In the rivers the typicla amphibians to be found are Palmate newt (Triturus helveticus), Common salamander (Salamandra salamandra), Iberian spiny toad (Bufo spinosus), Marsh frog (Pyrrhocorax graculus) and Common frog (Rana perezi).
There various access points to the Urkiola Natural Park given the large number of towns in the area, however, the easiest way to reach the centre of the park is along the BI-623 regional road that runs from Durango to Vitoria-Gasteiz.
The Urkiola mountain pass at 700 metres is the place to head for as here you will find the Santuario de los Santos Antonios and its entire religious area (paths, hermitages and fountains) as well as the interpretation center of the Urkiola Natural Park. (There are also some hotel and lodging services, recreation areas and walks from this point.)
Centro de interpretación Toki Alai – Parque Natural de Urkiola (Puerto de Urkiola)
The Toki Alai Visitors Centre is located on the eastern slope of mount Saibi, just as few metres from the Urkiola pass. To reach the centre, take the BI-623 Vitoria-Gasteiz- Durango road to the Urkiola pass and then go a further 200 metres up a concrete track from the Bizkarra restaurant car park. There are signs from the road and you can take your car right up to the centre.
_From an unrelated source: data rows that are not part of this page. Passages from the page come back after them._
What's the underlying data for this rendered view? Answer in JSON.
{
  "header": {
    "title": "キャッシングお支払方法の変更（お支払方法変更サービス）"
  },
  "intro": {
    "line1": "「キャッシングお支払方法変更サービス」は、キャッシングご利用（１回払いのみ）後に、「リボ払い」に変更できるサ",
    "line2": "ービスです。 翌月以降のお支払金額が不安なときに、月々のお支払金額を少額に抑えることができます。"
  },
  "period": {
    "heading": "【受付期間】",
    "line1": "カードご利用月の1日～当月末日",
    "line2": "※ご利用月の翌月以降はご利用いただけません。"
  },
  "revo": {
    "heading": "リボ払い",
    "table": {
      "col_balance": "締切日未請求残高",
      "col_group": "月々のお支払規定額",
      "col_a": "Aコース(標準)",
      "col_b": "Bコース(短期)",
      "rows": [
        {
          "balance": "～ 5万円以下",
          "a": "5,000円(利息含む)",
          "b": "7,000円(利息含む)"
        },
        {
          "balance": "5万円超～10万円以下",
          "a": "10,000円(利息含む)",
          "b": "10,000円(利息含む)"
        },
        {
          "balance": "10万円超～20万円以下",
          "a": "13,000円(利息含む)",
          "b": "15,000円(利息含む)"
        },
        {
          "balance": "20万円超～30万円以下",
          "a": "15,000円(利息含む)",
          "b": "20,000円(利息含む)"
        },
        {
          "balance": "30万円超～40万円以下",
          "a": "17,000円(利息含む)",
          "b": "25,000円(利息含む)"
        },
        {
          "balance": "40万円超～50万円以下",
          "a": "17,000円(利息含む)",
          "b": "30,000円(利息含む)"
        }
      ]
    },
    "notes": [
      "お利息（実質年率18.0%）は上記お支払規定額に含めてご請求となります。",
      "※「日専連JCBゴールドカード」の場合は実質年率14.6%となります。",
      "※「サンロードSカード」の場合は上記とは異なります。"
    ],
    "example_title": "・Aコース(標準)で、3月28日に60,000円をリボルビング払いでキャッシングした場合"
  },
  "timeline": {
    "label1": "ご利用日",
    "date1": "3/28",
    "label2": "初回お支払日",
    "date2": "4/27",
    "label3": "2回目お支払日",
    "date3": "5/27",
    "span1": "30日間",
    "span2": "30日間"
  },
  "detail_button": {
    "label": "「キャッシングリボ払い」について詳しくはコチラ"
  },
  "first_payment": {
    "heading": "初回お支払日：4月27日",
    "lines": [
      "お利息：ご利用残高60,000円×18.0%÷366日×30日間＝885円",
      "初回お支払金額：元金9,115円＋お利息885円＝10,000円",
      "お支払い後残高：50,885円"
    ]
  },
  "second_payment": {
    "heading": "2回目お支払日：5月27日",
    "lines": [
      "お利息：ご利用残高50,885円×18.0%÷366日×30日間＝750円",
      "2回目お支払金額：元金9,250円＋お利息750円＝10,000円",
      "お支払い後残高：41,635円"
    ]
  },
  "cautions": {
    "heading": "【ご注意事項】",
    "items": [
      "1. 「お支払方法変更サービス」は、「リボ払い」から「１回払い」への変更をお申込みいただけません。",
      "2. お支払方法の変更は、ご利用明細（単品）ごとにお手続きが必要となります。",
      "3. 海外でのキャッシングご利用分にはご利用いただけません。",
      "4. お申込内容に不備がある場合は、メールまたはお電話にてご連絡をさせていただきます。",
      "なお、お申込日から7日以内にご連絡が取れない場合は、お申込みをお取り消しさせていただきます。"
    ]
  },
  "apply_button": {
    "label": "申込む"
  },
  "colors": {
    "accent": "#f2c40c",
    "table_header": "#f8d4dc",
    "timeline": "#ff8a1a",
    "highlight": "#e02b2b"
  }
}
Here you will find permanent exhibition on Urkiola Natural Park, its fauna, flora, history and geology along with an audiovisual film. The colony of griffon vultures can be observed through a video camera. The centre also provides information about walking routes, the major points of interest and general tourist information about the park and the surrounding areas
10:30-14:30 and 15:30 – 17:30
10:00-14:00 and 16:00-18:00
Open all year (except 25th December, 1st January and 6th January).